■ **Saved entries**

------------------------------------------------------------------------

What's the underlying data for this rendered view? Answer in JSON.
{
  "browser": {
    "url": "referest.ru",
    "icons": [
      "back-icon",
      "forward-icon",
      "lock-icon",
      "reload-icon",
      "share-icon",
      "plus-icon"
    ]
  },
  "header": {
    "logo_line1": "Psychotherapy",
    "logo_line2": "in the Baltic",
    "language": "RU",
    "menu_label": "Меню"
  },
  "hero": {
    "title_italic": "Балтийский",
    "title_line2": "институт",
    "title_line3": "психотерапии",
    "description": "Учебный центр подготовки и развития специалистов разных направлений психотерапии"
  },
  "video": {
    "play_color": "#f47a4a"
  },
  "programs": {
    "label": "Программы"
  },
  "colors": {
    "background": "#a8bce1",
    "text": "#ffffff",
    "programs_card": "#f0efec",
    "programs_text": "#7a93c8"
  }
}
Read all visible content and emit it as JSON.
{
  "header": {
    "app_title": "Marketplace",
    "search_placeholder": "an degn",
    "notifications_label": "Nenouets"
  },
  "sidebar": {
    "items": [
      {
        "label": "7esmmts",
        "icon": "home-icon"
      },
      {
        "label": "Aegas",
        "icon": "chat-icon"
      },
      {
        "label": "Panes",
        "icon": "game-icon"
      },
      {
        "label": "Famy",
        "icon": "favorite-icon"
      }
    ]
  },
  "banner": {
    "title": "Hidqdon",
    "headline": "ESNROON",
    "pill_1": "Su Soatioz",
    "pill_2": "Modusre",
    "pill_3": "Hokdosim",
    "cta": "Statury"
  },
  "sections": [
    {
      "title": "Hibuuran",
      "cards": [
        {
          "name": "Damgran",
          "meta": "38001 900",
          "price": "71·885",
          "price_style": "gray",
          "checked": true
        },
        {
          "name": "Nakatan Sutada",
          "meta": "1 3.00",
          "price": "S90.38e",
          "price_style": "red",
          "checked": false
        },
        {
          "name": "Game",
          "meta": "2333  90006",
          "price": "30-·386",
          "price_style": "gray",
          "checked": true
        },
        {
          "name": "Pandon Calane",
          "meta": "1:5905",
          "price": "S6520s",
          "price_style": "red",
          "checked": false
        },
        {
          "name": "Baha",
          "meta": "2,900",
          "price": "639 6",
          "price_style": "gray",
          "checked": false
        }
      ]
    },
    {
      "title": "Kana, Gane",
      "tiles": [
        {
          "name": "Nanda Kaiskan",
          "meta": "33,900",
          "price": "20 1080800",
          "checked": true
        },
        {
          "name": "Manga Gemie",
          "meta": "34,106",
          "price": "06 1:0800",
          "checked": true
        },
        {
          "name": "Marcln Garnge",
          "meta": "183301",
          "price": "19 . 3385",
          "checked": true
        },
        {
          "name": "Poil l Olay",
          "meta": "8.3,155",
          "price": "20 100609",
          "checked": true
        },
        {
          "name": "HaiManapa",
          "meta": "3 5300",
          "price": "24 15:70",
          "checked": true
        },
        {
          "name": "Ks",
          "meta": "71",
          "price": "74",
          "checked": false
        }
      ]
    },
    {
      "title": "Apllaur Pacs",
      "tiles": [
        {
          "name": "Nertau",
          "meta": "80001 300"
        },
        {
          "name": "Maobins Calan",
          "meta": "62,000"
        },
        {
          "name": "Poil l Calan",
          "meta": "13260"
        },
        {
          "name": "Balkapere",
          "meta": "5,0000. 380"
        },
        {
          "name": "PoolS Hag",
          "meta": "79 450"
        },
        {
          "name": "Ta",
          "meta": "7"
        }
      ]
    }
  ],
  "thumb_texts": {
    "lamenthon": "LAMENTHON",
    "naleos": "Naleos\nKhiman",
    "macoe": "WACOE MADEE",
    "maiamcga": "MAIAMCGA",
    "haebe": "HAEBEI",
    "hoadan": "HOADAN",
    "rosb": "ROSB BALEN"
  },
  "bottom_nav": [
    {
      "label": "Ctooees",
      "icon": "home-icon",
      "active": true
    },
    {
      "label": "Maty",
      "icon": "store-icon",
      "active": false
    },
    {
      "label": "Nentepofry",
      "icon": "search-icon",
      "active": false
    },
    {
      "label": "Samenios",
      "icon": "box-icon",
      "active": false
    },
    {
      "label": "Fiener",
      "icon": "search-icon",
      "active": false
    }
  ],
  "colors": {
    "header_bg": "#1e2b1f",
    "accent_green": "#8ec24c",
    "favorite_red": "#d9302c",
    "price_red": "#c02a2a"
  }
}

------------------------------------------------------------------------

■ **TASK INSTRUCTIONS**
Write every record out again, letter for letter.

■ **ANSWER SECTION**
What's the underlying data for this rendered view? Answer in JSON.
{
  "browser": {
    "url": "referest.ru",
    "icons": [
      "back-icon",
      "forward-icon",
      "lock-icon",
      "reload-icon",
      "share-icon",
      "plus-icon"
    ]
  },
  "header": {
    "logo_line1": "Psychotherapy",
    "logo_line2": "in the Baltic",
    "language": "RU",
    "menu_label": "Меню"
  },
  "hero": {
    "title_italic": "Балтийский",
    "title_line2": "институт",
    "title_line3": "психотерапии",
    "description": "Учебный центр подготовки и развития специалистов разных направлений психотерапии"
  },
  "video": {
    "play_color": "#f47a4a"
  },
  "programs": {
    "label": "Программы"
  },
  "colors": {
    "background": "#a8bce1",
    "text": "#ffffff",
    "programs_card": "#f0efec",
    "programs_text": "#7a93c8"
  }
}
Read all visible content and emit it as JSON.
{
  "header": {
    "app_title": "Marketplace",
    "search_placeholder": "an degn",
    "notifications_label": "Nenouets"
  },
  "sidebar": {
    "items": [
      {
        "label": "7esmmts",
        "icon": "home-icon"
      },
      {
        "label": "Aegas",
        "icon": "chat-icon"
      },
      {
        "label": "Panes",
        "icon": "game-icon"
      },
      {
        "label": "Famy",
        "icon": "favorite-icon"
      }
    ]
  },
  "banner": {
    "title": "Hidqdon",
    "headline": "ESNROON",
    "pill_1": "Su Soatioz",
    "pill_2": "Modusre",
    "pill_3": "Hokdosim",
    "cta": "Statury"
  },
  "sections": [
    {
      "title": "Hibuuran",
      "cards": [
        {
          "name": "Damgran",
          "meta": "38001 900",
          "price": "71·885",
          "price_style": "gray",
          "checked": true
        },
        {
          "name": "Nakatan Sutada",
          "meta": "1 3.00",
          "price": "S90.38e",
          "price_style": "red",
          "checked": false
        },
        {
          "name": "Game",
          "meta": "2333  90006",
          "price": "30-·386",
          "price_style": "gray",
          "checked": true
        },
        {
          "name": "Pandon Calane",
          "meta": "1:5905",
          "price": "S6520s",
          "price_style": "red",
          "checked": false
        },
        {
          "name": "Baha",
          "meta": "2,900",
          "price": "639 6",
          "price_style": "gray",
          "checked": false
        }
      ]
    },
    {
      "title": "Kana, Gane",
      "tiles": [
        {
          "name": "Nanda Kaiskan",
          "meta": "33,900",
          "price": "20 1080800",
          "checked": true
        },
        {
          "name": "Manga Gemie",
          "meta": "34,106",
          "price": "06 1:0800",
          "checked": true
        },
        {
          "name": "Marcln Garnge",
          "meta": "183301",
          "price": "19 . 3385",
          "checked": true
        },
        {
          "name": "Poil l Olay",
          "meta": "8.3,155",
          "price": "20 100609",
          "checked": true
        },
        {
          "name": "HaiManapa",
          "meta": "3 5300",
          "price": "24 15:70",
          "checked": true
        },
        {
          "name": "Ks",
          "meta": "71",
          "price": "74",
          "checked": false
        }
      ]
    },
    {
      "title": "Apllaur Pacs",
      "tiles": [
        {
          "name": "Nertau",
          "meta": "80001 300"
        },
        {
          "name": "Maobins Calan",
          "meta": "62,000"
        },
        {
          "name": "Poil l Calan",
          "meta": "13260"
        },
        {
          "name": "Balkapere",
          "meta": "5,0000. 380"
        },
        {
          "name": "PoolS Hag",
          "meta": "79 450"
        },
        {
          "name": "Ta",
          "meta": "7"
        }
      ]
    }
  ],
  "thumb_texts": {
    "lamenthon": "LAMENTHON",
    "naleos": "Naleos\nKhiman",
    "macoe": "WACOE MADEE",
    "maiamcga": "MAIAMCGA",
    "haebe": "HAEBEI",
    "hoadan": "HOADAN",
    "rosb": "ROSB BALEN"
  },
  "bottom_nav": [
    {
      "label": "Ctooees",
      "icon": "home-icon",
      "active": true
    },
    {
      "label": "Maty",
      "icon": "store-icon",
      "active": false
    },
    {
      "label": "Nentepofry",
      "icon": "search-icon",
      "active": false
    },
    {
      "label": "Samenios",
      "icon": "box-icon",
      "active": false
    },
    {
      "label": "Fiener",
      "icon": "search-icon",
      "active": false
    }
  ],
  "colors": {
    "header_bg": "#1e2b1f",
    "accent_green": "#8ec24c",
    "favorite_red": "#d9302c",
    "price_red": "#c02a2a"
  }
}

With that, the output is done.